Are you sitting comfortably? Alrighty then. Time for some opinions.
I picked up a proof copy of this book back when I worked for Lutyens & Rubinstein because I’d heard it has been shortlisted for the Man Booker. I’d also heard it was about an island full of women who hate men (HELLO).
That’s not an entirely false description, but it’s also not really correct. The Water Cure recounts the story of three sisters, Grace, Lia and Sky, who live on an island with their mother and, up until recently, their father who has just died at the opening of the narrative. The girls and their mother live alone on an island away from the rest of the world, where the men are. It’s slowly revealed that the mainland is somehow diseased or dangerous, especially for women – it’s as if they’re allergic to men. Indeed, their home used to be a refuge for ‘damaged women’ who came with them on the island to recover from illnesses or violence, both of which happened as a result of spending too much time in the presence of men. At this point, the main message of the book is MEN. ARE. TRASH.
The parents force the sisters to take part in ‘therapies’ which they are told are ‘for protection’, although it should be noted that the parents seem to be confusing ‘protection’ for ‘torture’. The reader is immediately alerted to the fact that these girls might have been lied to about some aspects of their world when they are subjected to being half drowned, sewn into sacks in saunas until they faint, and are forced to kill small creatures in front of each other on a regular basis – because how can this be good for them?

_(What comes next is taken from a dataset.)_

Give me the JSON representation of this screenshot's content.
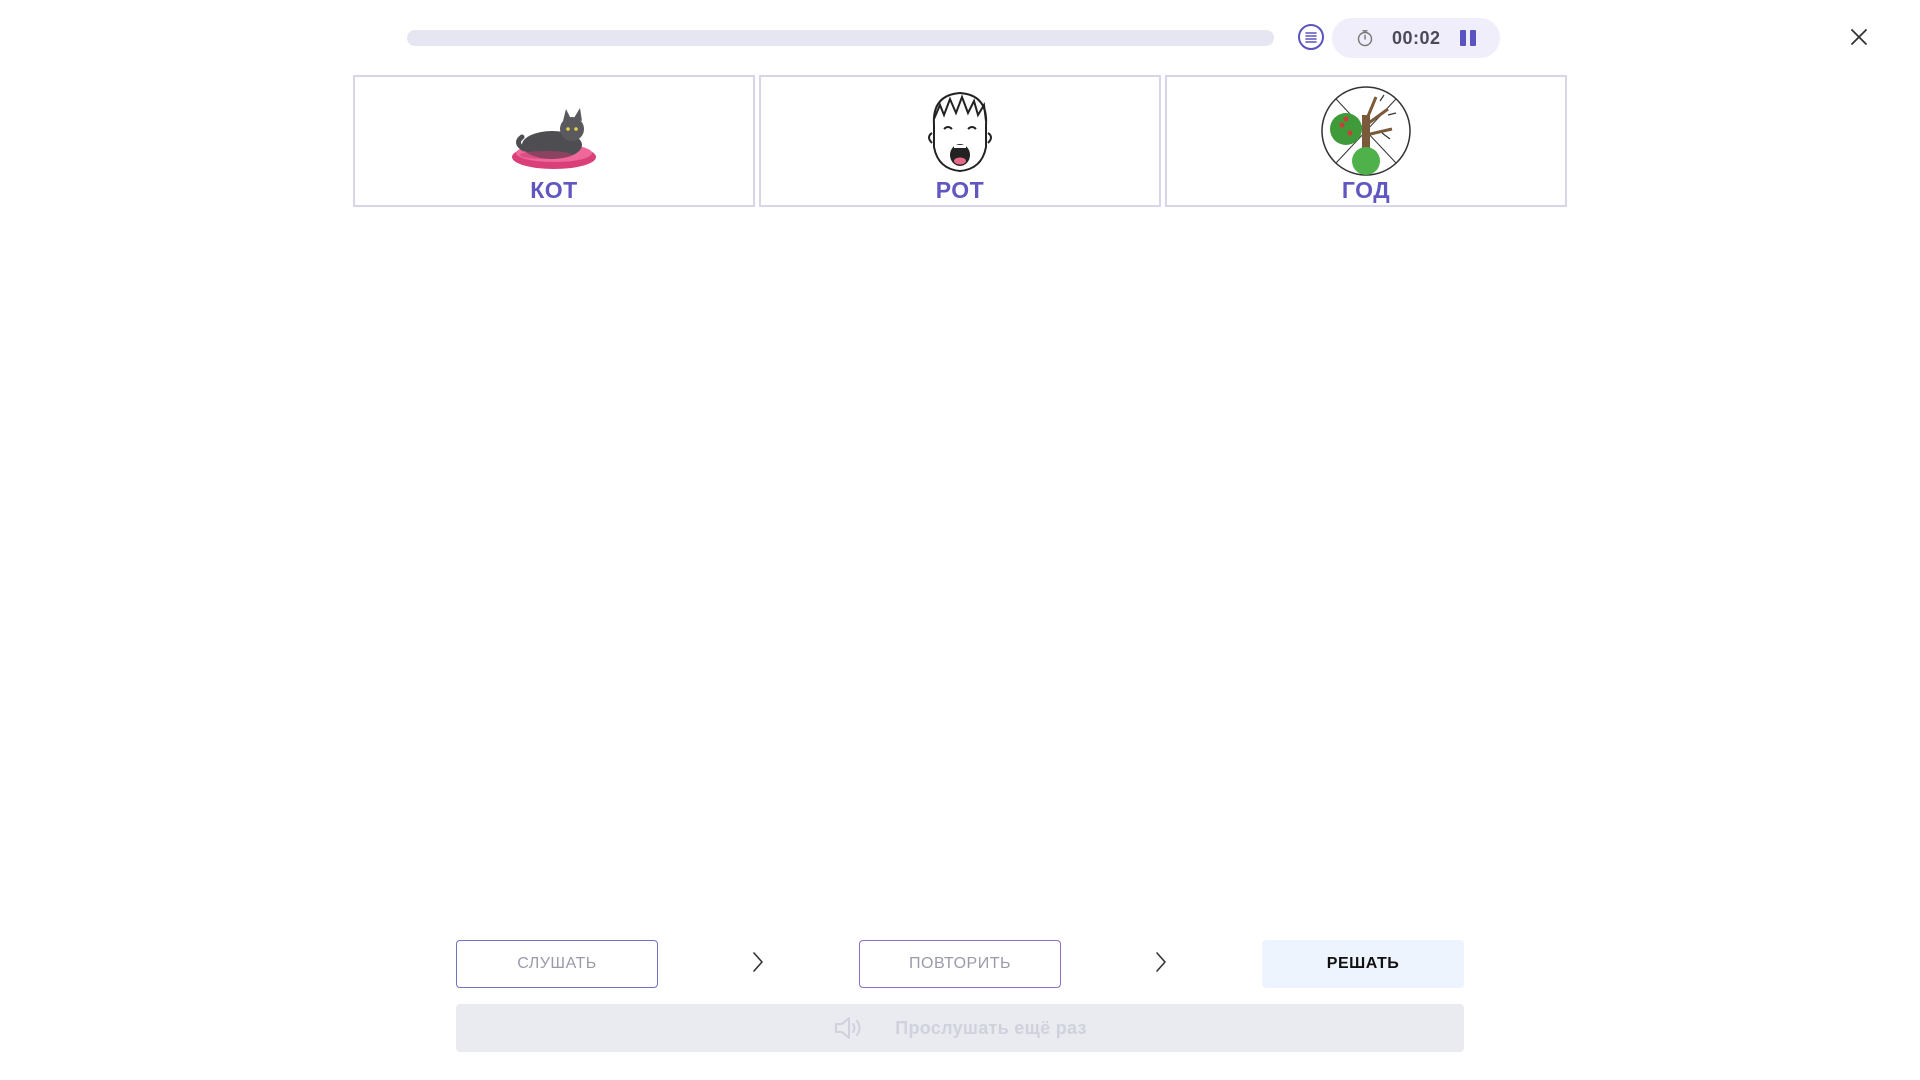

Though we aren’t sure exactly how or why they’re being lied to, a creeping sensation of dread begins to take over.
As the women adjust to life without their father, who was called King – and isn’t that a patriarchal metaphor staring you in the face – HORROR OF HORRORS, two men and a boy wash up on their beach. What happens next is known in the literary world as SHIT HITTING THE FAN (but quietly and creepily, in keeping with the tone of the book).
The story is told from different points of view. Though the majority of the book is written from Lia’s perspective, we also get to hear from Grace and sometimes all three girls together. Interestingly, we never hear from Sky, the youngest of the three. It was an thought-provoking approach and while the reasons behind hearing from both Grace and Lia become clearer as the novel progresses, I’m not sure what the collective sections added to the story. It could be a sense of the girls’ togetherness and then a violent splitting apart and then a reunison*, but that feels a bit too much like a GCSE English Literature answer for me to lend it much weight.
*That’s not a word, is it? It should be.
I can imagine the book being a common choice for feminist book clubs across the country as there is certainly a lot to discuss. Words that have been thrown around to describe the novel include ‘dark’, ‘powerful’, and ‘unsettling’ and I agree with all of those assessments. Even so, I wouldn’t say I enjoyed this book exactly – it’s strange and violent and a bit sparse on some details. There’s a lot of talk of strength and weakness, particularly of bodies and emotions, and I especially liked Mackintosh’s descriptions of love – how the girls have been taught that love is a limited commodity, a concept that they seem to subscribe to to some extent, despite their contradictory conviction that they love their sisters immeasurably and unconditionally. The links drawn between love, sex, hatred and cruelty were also very moving.
For the first three quarters of this book, I felt like I didn’t quite get it, like the author was desperately hinting at something but I just couldn’t quite understand what. To me, it really felt like the book was a metaphor for something more than just the danger women face in the modern world, but I couldn’t quite work out what – and then all of a sudden, Mackintosh gives you all the answers in the last quarter of the book, almost like she’s saying – haven’t you got it yet, you idiot? Here’s what I was trying to tell you the whole time.
There’s an oddly oppressive feel to The Water Cure; a sense of claustrophobia and a bizarre juxtaposition of the descriptions of the stiflingly hot world they live in and the goosebumps that appeared on my arms as I was reading. There is something about the writing that, despite its descriptions of sweat and heat, makes you feel cold to the bone.
Or maybe I just need to turn on my heating. I don’t know.